I don't think the LADPAC tools allow direct design of a notch or band-reject filter (although I'm sure some network inversi
4608 2010-04-29 13:55:29 w7zoi Re: 12 MHz if for tx applications
Hi Heikki, and gang,

In a recent post about your transceiver you commented that perhaps I had built some crystal notch filters. I did just that a couple of years ago and the results were then presented in QEX for July/August 2008, "Oscillator Noise Evaluation with a Crystal Notch Filter." The filters I built used from 3 to 5 crystals to obtain a notch that was from 75 to 100 dB deep and fairly narrow. The filters followed oscillators with the output applied to a spectrum analyzer or general coverage receiver. The oscillator was tuned to place the carrier within the notch. It was then easy to see the noise sidebands once the carrier was attenuated. Spurs in a DDS were also easily observed.

The filters were easily designed. Each crystal is a shunt element. Then there is a quarter wavelength of transmission line between each crystal. A real transmission line is not practical at the low frequencies of these experiments, so I used a synthetic line, which is just a pi network with each element having a reactance equal
to Zo. It was useful to transform up to a higher Z0 to get enhanced notch depth. Once away from the carrier by a kHz or two, there was minimal attenuation.

This is certainly not the ultimate way to measure oscillator noise. The major problem is that this is just a single frequency solution. However, the filters are cheap and easy to build and it is very practical to build them for many available frequencies. Mine are at 5, 7.37, 10, and 11.06 MHz. The other difficulty is that the observed noise is the sum of both phase and amplitude noise. As such, results are a worst case with respect to phase noise.

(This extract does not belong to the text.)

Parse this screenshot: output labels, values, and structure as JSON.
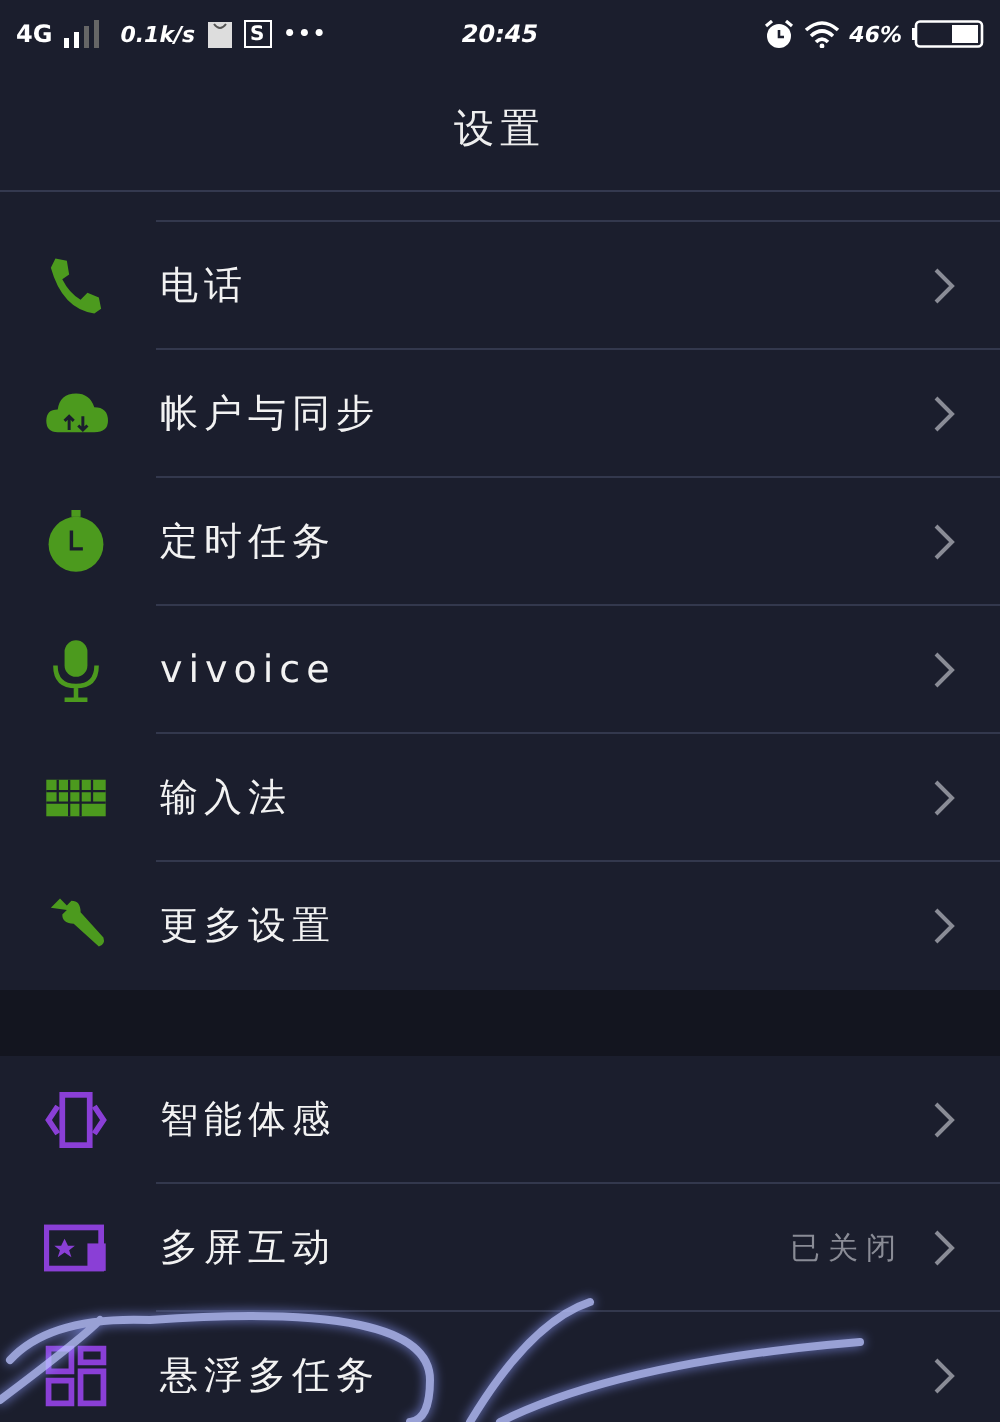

There is no design tool within LADPAC for notch filters. However, the filters can be "built" within LADBUILD and then analyzed with GPLA. That software is
4610 2010-04-29 16:35:27 ajparent1 Re: 12 MHz if for tx applications